Optical sorting for unwashed crop can now also be specified on selected mobile grading machines on the market. The Tong Caretaker mobile grader can be fitted with the option of an integrated optical sorter in place of a standard inspection table, for automatic separation of foreign material from crop.
Using the latest camera technology, the optical sorter within the Caretaker, scans all items whilst in-flight to identify and separate crop from clod, stones and foreign objects including wood, plastic, glass, bone, rubber, metal and more. The machine offers effective separation for a wide range of potato varieties, including main, seed and processing crop.

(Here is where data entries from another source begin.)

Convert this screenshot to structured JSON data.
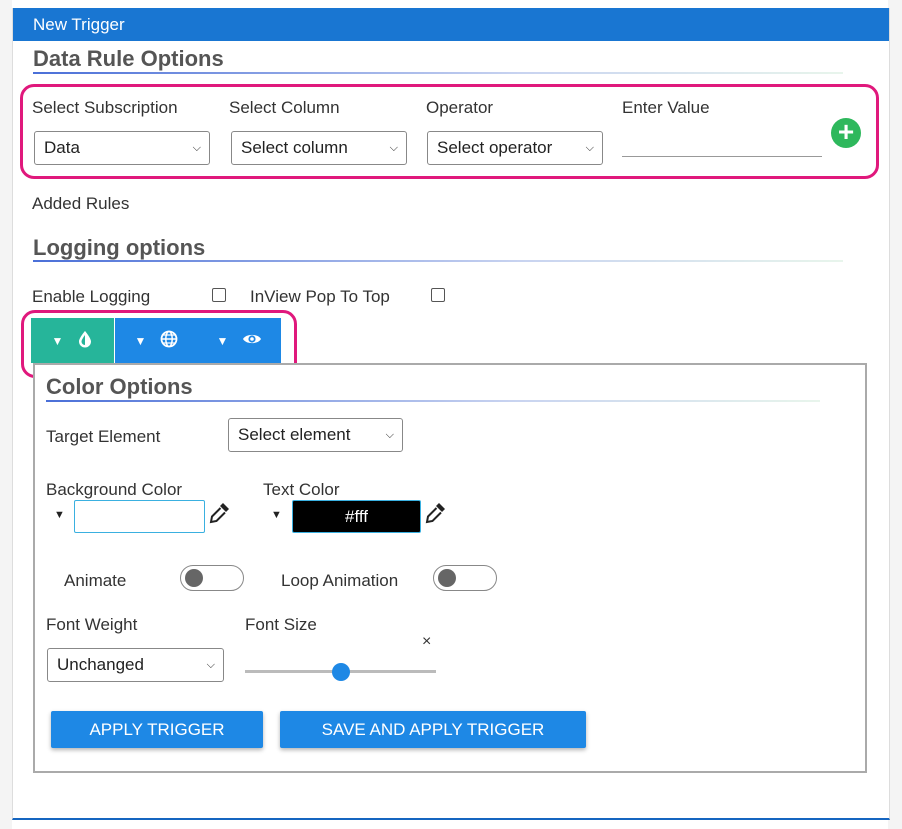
{
  "dialog": {
    "title": "New Trigger"
  },
  "data_rule": {
    "heading": "Data Rule Options",
    "subscription": {
      "label": "Select Subscription",
      "value": "Data"
    },
    "column": {
      "label": "Select Column",
      "value": "Select column"
    },
    "operator": {
      "label": "Operator",
      "value": "Select operator"
    },
    "value": {
      "label": "Enter Value",
      "input": ""
    },
    "add_icon": "plus-circle-icon"
  },
  "added_rules": {
    "label": "Added Rules"
  },
  "logging": {
    "heading": "Logging options",
    "enable_logging": {
      "label": "Enable Logging",
      "checked": false
    },
    "inview_pop": {
      "label": "InView Pop To Top",
      "checked": false
    }
  },
  "option_tabs": [
    {
      "icon": "droplet-icon",
      "color": "#26b59a"
    },
    {
      "icon": "globe-icon",
      "color": "#1e88e5"
    },
    {
      "icon": "eye-icon",
      "color": "#1e88e5"
    }
  ],
  "color_options": {
    "heading": "Color Options",
    "target_element": {
      "label": "Target Element",
      "value": "Select element"
    },
    "background_color": {
      "label": "Background Color",
      "value": ""
    },
    "text_color": {
      "label": "Text Color",
      "value": "#fff"
    },
    "animate": {
      "label": "Animate",
      "on": false
    },
    "loop_animation": {
      "label": "Loop Animation",
      "on": false
    },
    "font_weight": {
      "label": "Font Weight",
      "value": "Unchanged"
    },
    "font_size": {
      "label": "Font Size",
      "clear": "×",
      "slider_fraction": 0.5
    },
    "apply_button": "APPLY TRIGGER",
    "save_apply_button": "SAVE AND APPLY TRIGGER"
  },
  "colors": {
    "titlebar": "#1976d2",
    "highlight": "#e0187c",
    "add": "#2eb85c",
    "primary": "#1e88e5",
    "teal": "#26b59a"
  }
}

“This trend towards integrating automated equipment within the potato handling process to improve consistency, increase productivity and reduce labour costs, is something we are working on continuously with our customers on new projects,” says Edward. “Equipment advances are not limited to developments in sorting and grading; there are many ways in which potato growers and packers can use the latest innovations to increase efficiency and minimise the need for manual processes.”
Other examples include the addition of an effective separator at the start of the dirty crop handling process, like Tong’s EasyClean separator. This allows much of the soil and debris that is lifted with crop during harvest to be effectively removed at the beginning of the handling process, resulting in more effective grading and washing results, as well as reduced requirements for inspection staff. When fitted with the latest touch-screen control systems, soil separators like the EasyClean, can be easily adjusted to suit different crop types and cleaning conditions for maximum effect.
When specifying new potato washing equipment, integrating a destoner within a washing system to automate the stone removal process, offers much greater reliability and requires much less labour than removing stones manually.
“In summary, despite the challenges faced this year and the prospect that they may be a foretaste of climate change, it is important that growers and processors look at the benefits that the latest handling equipment innovations bring to help minimise the impact of variable market conditions and maintain strong crop revenue,” says Edward.
“Whilst it is important, when yields are low, that supply chains continue to work closely together to keep crop specifications achievable, advanced and gentle handling processes that maximise the level of saleable crop, reduce costs and increase productivity are more important than ever.”